Several TV personalities were embedded with local families. At first, relations were strained, but eventually, the settlers changed their attitude.
When Scott Wilson of The Washington Post began coverage early on he found that coverage was easy. “There was a tremendous amount of access and I was able to witness firsthand the soldiers and settlers,” Wilson says.
Other journalists, however, were more critical of the IDF. Stephen Farrell of The Times described the conditions that prevailed at the outset as “extremely rigorous.” The situation improved after the violent resistance at the once-elegant hotel erected in the Qatif Bloc.
“The government then realized that it had a public relations problem,” Farrell says. He was told by a general that Israel wanted the settlers to protest their removal, if only to prove to the outside world that their departure was not a simple matter.
As it turned out, the settlers and their supporters who infiltrated the Gaza Strip resisted their own initiative. In Kfar Darom, for example, they fought pitched battles with the oncoming troops until they were overcome and physically carried away.
Farrell also arranged for concurrent coverage of the Gaza Strip’s preponderant Palestinian sectors. He stationed a reporter at Khan Younis, he says, referring to the impoverished town that overlooked the relatively posh settlements. Several of the major news organizations kept up a simultaneous flow of information from Gaza City.
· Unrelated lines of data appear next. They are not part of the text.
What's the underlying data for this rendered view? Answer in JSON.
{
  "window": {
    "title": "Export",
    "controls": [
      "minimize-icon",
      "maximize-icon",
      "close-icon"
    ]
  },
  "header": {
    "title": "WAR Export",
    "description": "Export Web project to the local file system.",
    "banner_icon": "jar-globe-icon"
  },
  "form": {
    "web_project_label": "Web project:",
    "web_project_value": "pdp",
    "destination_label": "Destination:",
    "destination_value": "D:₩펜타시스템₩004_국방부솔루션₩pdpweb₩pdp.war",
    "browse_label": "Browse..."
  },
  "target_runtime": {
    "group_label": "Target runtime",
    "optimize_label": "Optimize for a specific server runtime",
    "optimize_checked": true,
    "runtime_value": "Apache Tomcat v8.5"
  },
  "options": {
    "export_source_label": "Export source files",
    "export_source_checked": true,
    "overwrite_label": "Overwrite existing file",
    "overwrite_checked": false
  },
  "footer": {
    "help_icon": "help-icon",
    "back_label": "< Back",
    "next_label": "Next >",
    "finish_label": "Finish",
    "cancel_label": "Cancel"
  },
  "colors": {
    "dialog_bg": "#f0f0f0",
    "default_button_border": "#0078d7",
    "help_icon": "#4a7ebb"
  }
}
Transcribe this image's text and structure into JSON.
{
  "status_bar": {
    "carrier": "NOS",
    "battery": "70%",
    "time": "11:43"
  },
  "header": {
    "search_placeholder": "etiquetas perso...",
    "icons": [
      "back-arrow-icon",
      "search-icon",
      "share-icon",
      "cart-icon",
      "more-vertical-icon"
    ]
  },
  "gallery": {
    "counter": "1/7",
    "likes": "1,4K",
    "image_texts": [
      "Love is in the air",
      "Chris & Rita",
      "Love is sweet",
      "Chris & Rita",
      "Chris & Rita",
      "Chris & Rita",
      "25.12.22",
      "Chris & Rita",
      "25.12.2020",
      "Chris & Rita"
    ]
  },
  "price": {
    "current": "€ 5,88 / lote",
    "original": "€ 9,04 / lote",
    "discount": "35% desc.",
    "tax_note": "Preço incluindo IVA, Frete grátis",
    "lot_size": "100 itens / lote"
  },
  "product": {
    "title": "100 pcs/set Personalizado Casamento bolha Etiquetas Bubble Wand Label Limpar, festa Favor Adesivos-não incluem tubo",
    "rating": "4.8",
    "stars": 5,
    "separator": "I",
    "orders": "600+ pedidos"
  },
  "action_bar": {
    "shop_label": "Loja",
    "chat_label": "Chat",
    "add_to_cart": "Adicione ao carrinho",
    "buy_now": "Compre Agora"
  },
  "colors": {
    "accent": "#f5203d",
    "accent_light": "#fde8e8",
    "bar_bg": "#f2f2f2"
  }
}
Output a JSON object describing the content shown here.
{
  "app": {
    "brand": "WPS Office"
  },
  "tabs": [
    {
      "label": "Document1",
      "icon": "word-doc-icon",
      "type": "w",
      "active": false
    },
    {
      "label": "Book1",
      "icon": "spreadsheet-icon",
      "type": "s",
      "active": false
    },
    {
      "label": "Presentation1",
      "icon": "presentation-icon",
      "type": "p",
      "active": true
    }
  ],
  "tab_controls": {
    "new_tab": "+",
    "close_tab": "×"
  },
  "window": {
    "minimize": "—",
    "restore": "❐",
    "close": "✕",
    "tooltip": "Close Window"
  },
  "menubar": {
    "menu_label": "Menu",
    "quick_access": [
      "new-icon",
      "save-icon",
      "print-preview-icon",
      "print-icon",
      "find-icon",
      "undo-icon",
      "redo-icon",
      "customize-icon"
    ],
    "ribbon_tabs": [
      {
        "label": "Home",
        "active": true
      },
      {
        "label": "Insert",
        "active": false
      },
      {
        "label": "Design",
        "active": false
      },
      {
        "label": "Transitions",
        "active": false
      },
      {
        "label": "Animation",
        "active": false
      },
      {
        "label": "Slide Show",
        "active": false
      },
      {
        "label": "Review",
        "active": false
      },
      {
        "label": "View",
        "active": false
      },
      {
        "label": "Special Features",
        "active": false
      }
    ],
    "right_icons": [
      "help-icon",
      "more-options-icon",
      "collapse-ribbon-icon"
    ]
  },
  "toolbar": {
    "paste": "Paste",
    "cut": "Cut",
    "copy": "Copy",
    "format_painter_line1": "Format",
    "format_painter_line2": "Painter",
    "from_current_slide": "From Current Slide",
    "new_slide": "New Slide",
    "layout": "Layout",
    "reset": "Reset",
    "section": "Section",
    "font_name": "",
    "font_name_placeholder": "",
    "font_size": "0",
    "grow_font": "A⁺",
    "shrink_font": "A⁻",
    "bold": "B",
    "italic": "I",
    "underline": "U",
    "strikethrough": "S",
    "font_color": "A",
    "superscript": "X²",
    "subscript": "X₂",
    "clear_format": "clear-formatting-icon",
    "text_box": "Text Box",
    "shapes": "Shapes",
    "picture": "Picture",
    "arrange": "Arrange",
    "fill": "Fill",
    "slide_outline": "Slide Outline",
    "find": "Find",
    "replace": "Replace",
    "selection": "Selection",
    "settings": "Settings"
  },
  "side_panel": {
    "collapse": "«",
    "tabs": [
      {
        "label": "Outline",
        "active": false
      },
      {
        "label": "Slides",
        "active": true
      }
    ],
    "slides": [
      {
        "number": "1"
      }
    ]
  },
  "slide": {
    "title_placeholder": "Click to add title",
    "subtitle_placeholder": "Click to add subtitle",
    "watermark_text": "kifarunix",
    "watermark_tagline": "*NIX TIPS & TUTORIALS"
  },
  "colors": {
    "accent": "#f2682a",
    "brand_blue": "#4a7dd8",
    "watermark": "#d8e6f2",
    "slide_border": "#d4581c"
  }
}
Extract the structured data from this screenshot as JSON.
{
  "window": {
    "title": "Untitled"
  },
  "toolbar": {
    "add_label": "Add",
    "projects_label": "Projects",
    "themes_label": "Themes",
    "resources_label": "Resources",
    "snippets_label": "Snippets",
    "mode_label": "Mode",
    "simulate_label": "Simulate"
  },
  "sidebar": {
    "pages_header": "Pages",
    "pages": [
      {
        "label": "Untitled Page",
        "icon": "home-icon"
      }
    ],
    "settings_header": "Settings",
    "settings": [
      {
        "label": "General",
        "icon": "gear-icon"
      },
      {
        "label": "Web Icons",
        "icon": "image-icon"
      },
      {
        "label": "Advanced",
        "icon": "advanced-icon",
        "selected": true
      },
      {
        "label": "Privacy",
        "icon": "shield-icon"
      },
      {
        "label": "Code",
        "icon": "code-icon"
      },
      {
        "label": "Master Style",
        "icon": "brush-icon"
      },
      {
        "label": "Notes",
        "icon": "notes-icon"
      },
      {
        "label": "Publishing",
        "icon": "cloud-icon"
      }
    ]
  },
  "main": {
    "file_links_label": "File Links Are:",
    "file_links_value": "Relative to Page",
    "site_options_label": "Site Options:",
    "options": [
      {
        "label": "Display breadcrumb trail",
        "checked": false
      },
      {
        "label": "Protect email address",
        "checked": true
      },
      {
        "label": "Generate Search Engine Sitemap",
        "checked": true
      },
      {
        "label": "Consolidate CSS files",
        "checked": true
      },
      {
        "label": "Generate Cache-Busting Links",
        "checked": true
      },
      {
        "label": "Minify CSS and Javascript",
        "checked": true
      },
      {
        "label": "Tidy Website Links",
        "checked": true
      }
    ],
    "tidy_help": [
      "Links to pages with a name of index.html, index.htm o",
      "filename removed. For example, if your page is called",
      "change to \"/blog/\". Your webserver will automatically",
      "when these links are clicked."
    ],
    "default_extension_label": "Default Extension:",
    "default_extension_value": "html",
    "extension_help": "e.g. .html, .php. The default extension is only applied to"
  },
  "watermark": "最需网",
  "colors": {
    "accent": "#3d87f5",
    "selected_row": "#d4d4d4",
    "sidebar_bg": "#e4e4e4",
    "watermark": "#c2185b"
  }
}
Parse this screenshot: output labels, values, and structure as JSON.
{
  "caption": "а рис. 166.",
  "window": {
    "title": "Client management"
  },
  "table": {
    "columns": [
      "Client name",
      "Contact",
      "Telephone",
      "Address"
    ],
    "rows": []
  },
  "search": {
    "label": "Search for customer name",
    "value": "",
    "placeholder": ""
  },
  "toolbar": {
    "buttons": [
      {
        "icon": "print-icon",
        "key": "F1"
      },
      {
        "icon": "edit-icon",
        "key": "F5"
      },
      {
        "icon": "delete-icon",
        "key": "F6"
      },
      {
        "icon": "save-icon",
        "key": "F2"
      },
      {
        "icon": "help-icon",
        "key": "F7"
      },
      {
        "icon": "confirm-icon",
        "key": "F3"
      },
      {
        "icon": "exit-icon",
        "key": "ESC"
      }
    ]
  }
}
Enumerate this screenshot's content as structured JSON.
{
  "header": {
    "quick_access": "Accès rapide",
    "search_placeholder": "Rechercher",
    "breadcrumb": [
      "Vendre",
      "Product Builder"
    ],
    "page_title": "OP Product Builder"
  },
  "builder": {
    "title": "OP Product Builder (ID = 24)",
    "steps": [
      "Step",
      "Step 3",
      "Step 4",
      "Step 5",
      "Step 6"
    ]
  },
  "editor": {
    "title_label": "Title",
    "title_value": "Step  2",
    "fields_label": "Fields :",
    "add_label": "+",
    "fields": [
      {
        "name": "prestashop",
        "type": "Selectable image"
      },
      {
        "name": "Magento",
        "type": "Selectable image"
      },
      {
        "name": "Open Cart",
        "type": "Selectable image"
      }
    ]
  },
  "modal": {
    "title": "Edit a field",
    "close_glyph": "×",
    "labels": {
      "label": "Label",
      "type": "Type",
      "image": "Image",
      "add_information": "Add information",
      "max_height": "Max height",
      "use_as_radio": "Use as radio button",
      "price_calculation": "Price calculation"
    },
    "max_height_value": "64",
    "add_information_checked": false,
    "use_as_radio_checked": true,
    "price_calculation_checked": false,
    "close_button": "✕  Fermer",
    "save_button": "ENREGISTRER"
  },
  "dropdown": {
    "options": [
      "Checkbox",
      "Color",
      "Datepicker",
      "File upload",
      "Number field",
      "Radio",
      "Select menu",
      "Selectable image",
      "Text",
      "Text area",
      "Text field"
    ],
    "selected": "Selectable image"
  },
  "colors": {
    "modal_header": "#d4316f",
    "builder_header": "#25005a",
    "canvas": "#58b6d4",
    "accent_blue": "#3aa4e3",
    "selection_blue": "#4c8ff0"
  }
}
Some correspondents moved between the two sides, but this was time-consuming and inconvenient, mainly because of the delays caused by heavy Israeli security at the Erez Checkpoint (entering and leaving the Gaza Strip) and the dicey situation in Gaza, Khan Younis and other cities where armed Palestinian extremists posed a constant threat.
Indeed, it was a large and meticulous military operation, which Gen. Harel completed without any loss of life and few injuries. The logistics were awesome, but the results were faultless.
The construction projects designed to absorb the Strip’s unemployed labor force still are on the drawing boards, but funding and implementation were put into limbo when the Islamic extremist Hamas movement won the Palestinian Authority’s parliamentary election in January. Financial support has been reduced, and as a result, working as a journalist in the Strip has changed profoundly since the Israeli settlers’ removal.
Correspondents and photographers working there must be on the lookout for local terrorists who intermittently kidnap members of the foreign press corps and hold them incommunicado– briefly, so far, and without ransom demands (monetary or political), but that may change. The anarchy and chaos in the Strip after the Israeli pullout have made it an even more dangerous place than it was prior to the settlers’ and soldiers’ evacuation. No journalist wants to be caught in the crossfire.